Information provided: Begin

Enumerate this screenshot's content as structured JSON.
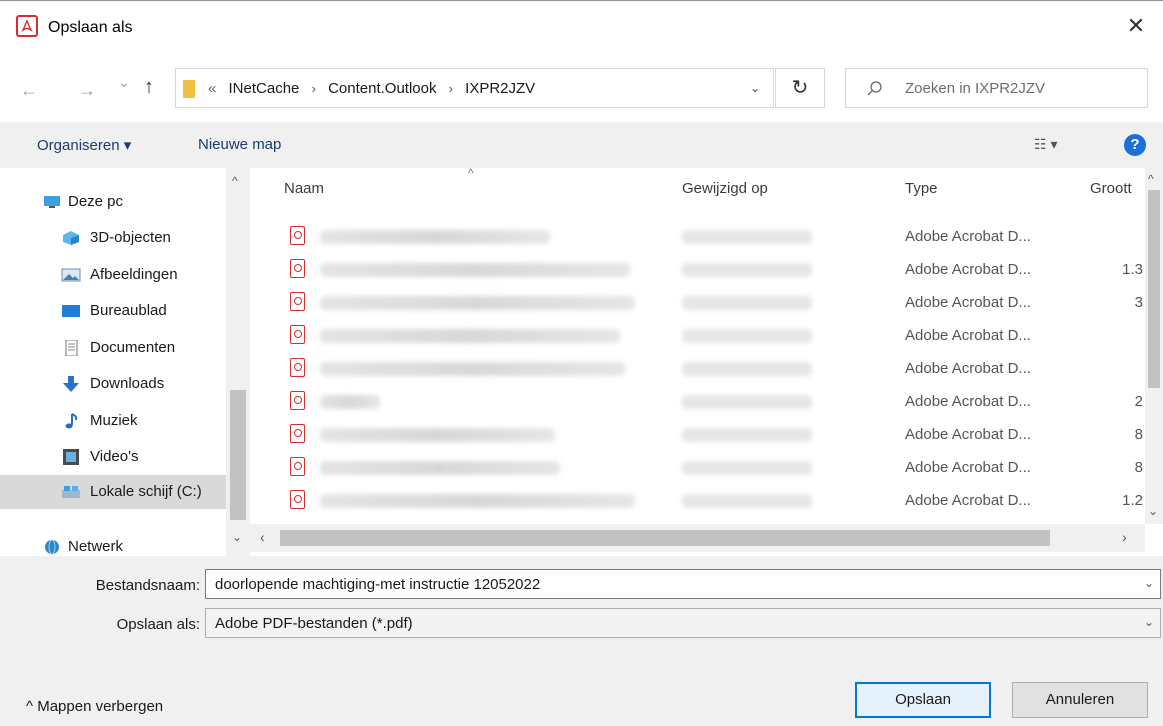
{
  "window": {
    "title": "Opslaan als",
    "close_glyph": "✕"
  },
  "nav": {
    "back_glyph": "←",
    "forward_glyph": "→",
    "recent_glyph": "⌄",
    "up_glyph": "↑",
    "address_prefix": "«",
    "breadcrumbs": [
      "INetCache",
      "Content.Outlook",
      "IXPR2JZV"
    ],
    "refresh_glyph": "↻",
    "search_placeholder": "Zoeken in IXPR2JZV"
  },
  "toolbar": {
    "organise_label": "Organiseren ▾",
    "new_folder_label": "Nieuwe map",
    "view_glyph": "☷ ▾",
    "help_glyph": "?"
  },
  "sidebar": {
    "items": [
      {
        "label": "Deze pc",
        "icon": "computer-icon"
      },
      {
        "label": "3D-objecten",
        "icon": "cube-icon"
      },
      {
        "label": "Afbeeldingen",
        "icon": "pictures-icon"
      },
      {
        "label": "Bureaublad",
        "icon": "desktop-icon"
      },
      {
        "label": "Documenten",
        "icon": "document-icon"
      },
      {
        "label": "Downloads",
        "icon": "download-arrow-icon"
      },
      {
        "label": "Muziek",
        "icon": "music-note-icon"
      },
      {
        "label": "Video's",
        "icon": "film-icon"
      },
      {
        "label": "Lokale schijf (C:)",
        "icon": "drive-icon"
      },
      {
        "label": "Netwerk",
        "icon": "network-icon"
      }
    ],
    "selected_index": 8
  },
  "files": {
    "columns": {
      "name": "Naam",
      "modified": "Gewijzigd op",
      "type": "Type",
      "size": "Groott"
    },
    "sort_glyph": "^",
    "rows": [
      {
        "type": "Adobe Acrobat D...",
        "size": ""
      },
      {
        "type": "Adobe Acrobat D...",
        "size": "1.3"
      },
      {
        "type": "Adobe Acrobat D...",
        "size": "3"
      },
      {
        "type": "Adobe Acrobat D...",
        "size": ""
      },
      {
        "type": "Adobe Acrobat D...",
        "size": ""
      },
      {
        "type": "Adobe Acrobat D...",
        "size": "2"
      },
      {
        "type": "Adobe Acrobat D...",
        "size": "8"
      },
      {
        "type": "Adobe Acrobat D...",
        "size": "8"
      },
      {
        "type": "Adobe Acrobat D...",
        "size": "1.2"
      }
    ]
  },
  "form": {
    "filename_label": "Bestandsnaam:",
    "filename_value": "doorlopende machtiging-met instructie 12052022",
    "savetype_label": "Opslaan als:",
    "savetype_value": "Adobe PDF-bestanden (*.pdf)",
    "chevron_glyph": "⌄"
  },
  "footer": {
    "hide_folders_label": "^  Mappen verbergen",
    "save_label": "Opslaan",
    "cancel_label": "Annuleren"
  },
  "scroll": {
    "left": "‹",
    "right": "›",
    "up": "^",
    "down": "⌄"
  }
}
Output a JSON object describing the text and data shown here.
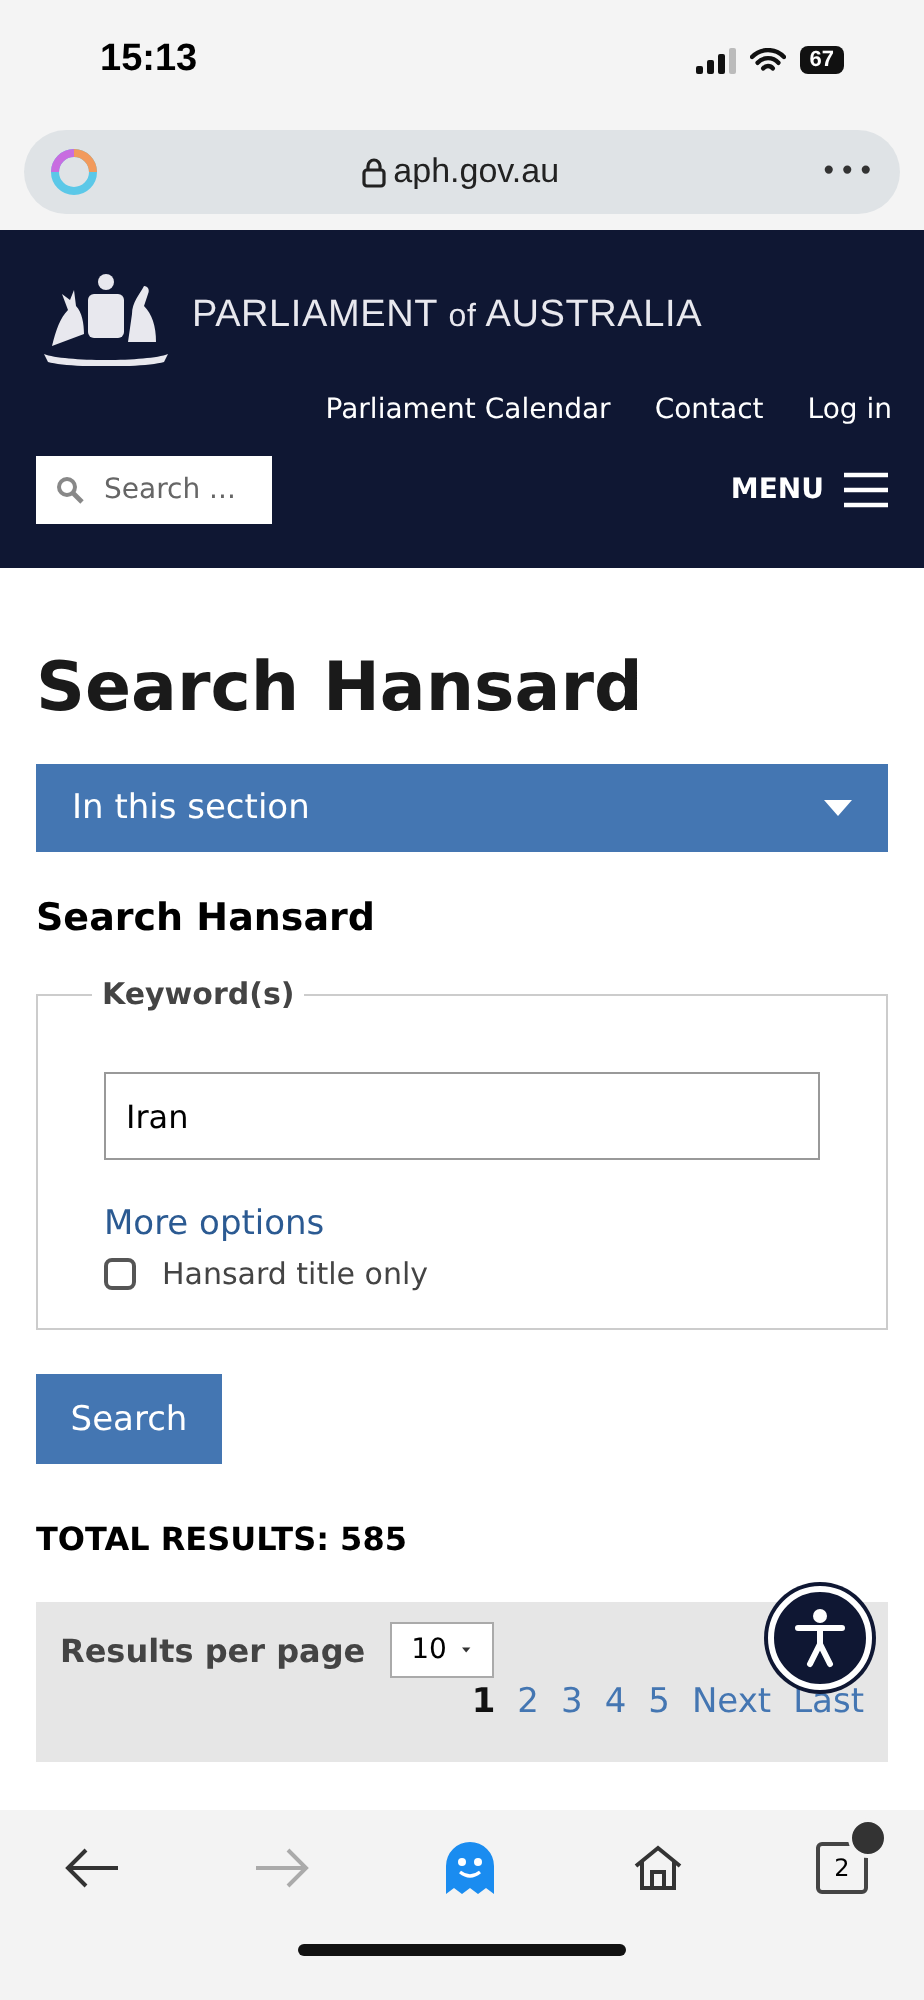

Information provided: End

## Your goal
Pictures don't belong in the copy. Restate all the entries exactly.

## Output
Enumerate this screenshot's content as structured JSON.
{
  "window": {
    "title": "Opslaan als",
    "close_glyph": "✕"
  },
  "nav": {
    "back_glyph": "←",
    "forward_glyph": "→",
    "recent_glyph": "⌄",
    "up_glyph": "↑",
    "address_prefix": "«",
    "breadcrumbs": [
      "INetCache",
      "Content.Outlook",
      "IXPR2JZV"
    ],
    "refresh_glyph": "↻",
    "search_placeholder": "Zoeken in IXPR2JZV"
  },
  "toolbar": {
    "organise_label": "Organiseren ▾",
    "new_folder_label": "Nieuwe map",
    "view_glyph": "☷ ▾",
    "help_glyph": "?"
  },
  "sidebar": {
    "items": [
      {
        "label": "Deze pc",
        "icon": "computer-icon"
      },
      {
        "label": "3D-objecten",
        "icon": "cube-icon"
      },
      {
        "label": "Afbeeldingen",
        "icon": "pictures-icon"
      },
      {
        "label": "Bureaublad",
        "icon": "desktop-icon"
      },
      {
        "label": "Documenten",
        "icon": "document-icon"
      },
      {
        "label": "Downloads",
        "icon": "download-arrow-icon"
      },
      {
        "label": "Muziek",
        "icon": "music-note-icon"
      },
      {
        "label": "Video's",
        "icon": "film-icon"
      },
      {
        "label": "Lokale schijf (C:)",
        "icon": "drive-icon"
      },
      {
        "label": "Netwerk",
        "icon": "network-icon"
      }
    ],
    "selected_index": 8
  },
  "files": {
    "columns": {
      "name": "Naam",
      "modified": "Gewijzigd op",
      "type": "Type",
      "size": "Groott"
    },
    "sort_glyph": "^",
    "rows": [
      {
        "type": "Adobe Acrobat D...",
        "size": ""
      },
      {
        "type": "Adobe Acrobat D...",
        "size": "1.3"
      },
      {
        "type": "Adobe Acrobat D...",
        "size": "3"
      },
      {
        "type": "Adobe Acrobat D...",
        "size": ""
      },
      {
        "type": "Adobe Acrobat D...",
        "size": ""
      },
      {
        "type": "Adobe Acrobat D...",
        "size": "2"
      },
      {
        "type": "Adobe Acrobat D...",
        "size": "8"
      },
      {
        "type": "Adobe Acrobat D...",
        "size": "8"
      },
      {
        "type": "Adobe Acrobat D...",
        "size": "1.2"
      }
    ]
  },
  "form": {
    "filename_label": "Bestandsnaam:",
    "filename_value": "doorlopende machtiging-met instructie 12052022",
    "savetype_label": "Opslaan als:",
    "savetype_value": "Adobe PDF-bestanden (*.pdf)",
    "chevron_glyph": "⌄"
  },
  "footer": {
    "hide_folders_label": "^  Mappen verbergen",
    "save_label": "Opslaan",
    "cancel_label": "Annuleren"
  },
  "scroll": {
    "left": "‹",
    "right": "›",
    "up": "^",
    "down": "⌄"
  }
}
Output a JSON object describing the text and data shown here.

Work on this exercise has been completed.